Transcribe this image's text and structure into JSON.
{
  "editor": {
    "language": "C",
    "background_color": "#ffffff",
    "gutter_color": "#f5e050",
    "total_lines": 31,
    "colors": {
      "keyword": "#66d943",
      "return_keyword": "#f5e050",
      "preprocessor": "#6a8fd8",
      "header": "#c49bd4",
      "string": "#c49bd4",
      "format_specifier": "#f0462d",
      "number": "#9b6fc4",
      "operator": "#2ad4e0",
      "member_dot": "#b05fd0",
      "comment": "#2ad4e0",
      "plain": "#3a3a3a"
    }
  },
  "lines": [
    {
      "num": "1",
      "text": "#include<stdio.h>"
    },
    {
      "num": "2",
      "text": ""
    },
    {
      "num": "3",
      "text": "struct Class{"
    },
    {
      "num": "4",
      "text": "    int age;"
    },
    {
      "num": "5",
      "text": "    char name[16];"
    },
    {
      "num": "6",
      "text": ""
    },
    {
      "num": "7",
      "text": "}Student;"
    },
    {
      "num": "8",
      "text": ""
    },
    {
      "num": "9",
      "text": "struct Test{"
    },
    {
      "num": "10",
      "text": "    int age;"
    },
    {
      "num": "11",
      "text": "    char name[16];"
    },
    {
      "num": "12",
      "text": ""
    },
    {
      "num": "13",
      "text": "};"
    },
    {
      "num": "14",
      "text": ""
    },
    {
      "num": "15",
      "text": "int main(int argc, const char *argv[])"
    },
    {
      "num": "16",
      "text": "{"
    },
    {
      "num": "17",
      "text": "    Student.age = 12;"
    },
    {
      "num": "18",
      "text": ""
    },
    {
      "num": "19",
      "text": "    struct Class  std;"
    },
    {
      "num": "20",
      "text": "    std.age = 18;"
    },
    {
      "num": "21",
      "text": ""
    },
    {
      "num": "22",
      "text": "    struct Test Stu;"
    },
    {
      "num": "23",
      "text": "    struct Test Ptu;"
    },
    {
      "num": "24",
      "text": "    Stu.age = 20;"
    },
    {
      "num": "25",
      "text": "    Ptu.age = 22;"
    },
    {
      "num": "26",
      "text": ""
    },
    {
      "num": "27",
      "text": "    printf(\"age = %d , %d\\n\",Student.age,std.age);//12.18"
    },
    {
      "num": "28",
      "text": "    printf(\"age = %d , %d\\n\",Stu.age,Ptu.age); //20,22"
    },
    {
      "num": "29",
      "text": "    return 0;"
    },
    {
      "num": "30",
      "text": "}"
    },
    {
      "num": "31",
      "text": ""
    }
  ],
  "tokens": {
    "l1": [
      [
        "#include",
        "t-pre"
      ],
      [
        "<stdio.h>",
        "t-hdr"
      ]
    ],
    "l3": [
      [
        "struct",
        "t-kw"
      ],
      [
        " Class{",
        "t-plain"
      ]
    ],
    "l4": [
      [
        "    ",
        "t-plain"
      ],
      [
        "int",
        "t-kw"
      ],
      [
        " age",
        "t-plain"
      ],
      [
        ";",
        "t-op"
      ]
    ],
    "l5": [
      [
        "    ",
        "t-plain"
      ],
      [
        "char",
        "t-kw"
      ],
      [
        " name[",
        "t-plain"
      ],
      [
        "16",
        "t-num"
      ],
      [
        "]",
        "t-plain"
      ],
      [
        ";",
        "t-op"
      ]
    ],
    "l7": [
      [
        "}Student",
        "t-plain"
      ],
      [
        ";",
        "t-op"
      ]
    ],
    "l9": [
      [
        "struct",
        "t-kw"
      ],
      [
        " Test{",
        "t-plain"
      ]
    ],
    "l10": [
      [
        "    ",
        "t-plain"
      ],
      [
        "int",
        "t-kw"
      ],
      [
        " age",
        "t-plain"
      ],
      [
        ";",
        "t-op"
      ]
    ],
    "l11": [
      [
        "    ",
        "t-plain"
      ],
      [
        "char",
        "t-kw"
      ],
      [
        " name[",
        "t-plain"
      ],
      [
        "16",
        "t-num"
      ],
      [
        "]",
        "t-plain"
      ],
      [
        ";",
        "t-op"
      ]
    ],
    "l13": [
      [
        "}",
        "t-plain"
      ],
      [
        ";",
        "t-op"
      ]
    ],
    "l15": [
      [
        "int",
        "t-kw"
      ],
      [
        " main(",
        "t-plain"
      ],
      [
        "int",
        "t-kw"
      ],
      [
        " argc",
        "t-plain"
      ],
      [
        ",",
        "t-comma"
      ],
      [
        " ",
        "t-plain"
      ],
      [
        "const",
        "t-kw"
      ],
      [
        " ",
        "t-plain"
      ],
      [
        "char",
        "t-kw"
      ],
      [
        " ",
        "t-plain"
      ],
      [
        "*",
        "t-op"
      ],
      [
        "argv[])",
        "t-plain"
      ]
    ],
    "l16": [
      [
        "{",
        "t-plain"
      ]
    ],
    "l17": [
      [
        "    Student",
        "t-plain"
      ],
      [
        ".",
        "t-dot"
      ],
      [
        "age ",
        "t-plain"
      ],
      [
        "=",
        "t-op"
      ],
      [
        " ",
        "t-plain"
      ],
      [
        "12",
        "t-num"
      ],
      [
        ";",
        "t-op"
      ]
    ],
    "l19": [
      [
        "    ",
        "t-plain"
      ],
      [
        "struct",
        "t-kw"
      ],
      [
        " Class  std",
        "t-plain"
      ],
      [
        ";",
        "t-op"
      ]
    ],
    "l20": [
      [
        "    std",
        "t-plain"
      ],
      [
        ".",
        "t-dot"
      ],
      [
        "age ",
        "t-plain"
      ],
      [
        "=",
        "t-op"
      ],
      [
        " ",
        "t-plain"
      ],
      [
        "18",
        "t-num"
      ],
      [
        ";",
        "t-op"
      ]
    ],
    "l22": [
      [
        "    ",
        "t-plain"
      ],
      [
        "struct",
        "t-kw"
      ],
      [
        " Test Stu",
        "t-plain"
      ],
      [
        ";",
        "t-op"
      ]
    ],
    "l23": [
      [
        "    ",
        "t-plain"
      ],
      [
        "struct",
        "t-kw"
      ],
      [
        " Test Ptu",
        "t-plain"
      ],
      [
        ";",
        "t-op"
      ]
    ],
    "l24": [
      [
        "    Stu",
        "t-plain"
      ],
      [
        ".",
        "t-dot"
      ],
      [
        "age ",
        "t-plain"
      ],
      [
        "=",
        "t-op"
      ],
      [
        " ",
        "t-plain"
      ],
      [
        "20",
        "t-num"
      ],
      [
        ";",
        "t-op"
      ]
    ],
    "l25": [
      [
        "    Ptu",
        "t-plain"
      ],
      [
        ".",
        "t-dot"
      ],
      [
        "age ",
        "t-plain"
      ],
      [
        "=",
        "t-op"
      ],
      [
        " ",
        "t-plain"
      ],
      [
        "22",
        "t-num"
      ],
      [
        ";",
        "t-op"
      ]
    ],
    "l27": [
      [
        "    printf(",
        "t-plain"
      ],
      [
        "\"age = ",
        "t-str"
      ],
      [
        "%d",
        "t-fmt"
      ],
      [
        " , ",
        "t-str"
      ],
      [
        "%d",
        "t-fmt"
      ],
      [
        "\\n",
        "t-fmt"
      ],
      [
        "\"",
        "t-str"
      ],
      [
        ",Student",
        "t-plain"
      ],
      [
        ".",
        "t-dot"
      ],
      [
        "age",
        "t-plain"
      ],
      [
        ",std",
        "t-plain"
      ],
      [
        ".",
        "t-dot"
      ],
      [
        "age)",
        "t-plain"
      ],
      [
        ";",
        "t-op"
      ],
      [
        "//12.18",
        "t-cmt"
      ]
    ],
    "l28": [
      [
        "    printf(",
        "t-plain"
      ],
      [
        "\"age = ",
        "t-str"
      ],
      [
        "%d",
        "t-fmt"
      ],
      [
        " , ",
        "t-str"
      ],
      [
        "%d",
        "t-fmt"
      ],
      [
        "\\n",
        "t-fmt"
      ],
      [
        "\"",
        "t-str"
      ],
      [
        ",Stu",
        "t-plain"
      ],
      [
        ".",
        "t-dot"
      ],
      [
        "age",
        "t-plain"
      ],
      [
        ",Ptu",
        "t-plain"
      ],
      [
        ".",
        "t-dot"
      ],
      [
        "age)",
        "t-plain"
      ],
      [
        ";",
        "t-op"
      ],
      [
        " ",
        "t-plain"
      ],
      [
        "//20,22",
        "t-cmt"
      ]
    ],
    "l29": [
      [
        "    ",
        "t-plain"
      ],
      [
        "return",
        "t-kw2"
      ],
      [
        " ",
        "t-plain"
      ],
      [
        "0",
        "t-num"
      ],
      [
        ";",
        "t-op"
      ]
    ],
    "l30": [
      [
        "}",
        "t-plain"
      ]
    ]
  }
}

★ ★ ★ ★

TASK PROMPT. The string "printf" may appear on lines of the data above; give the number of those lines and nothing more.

ANSWER SPACE. 4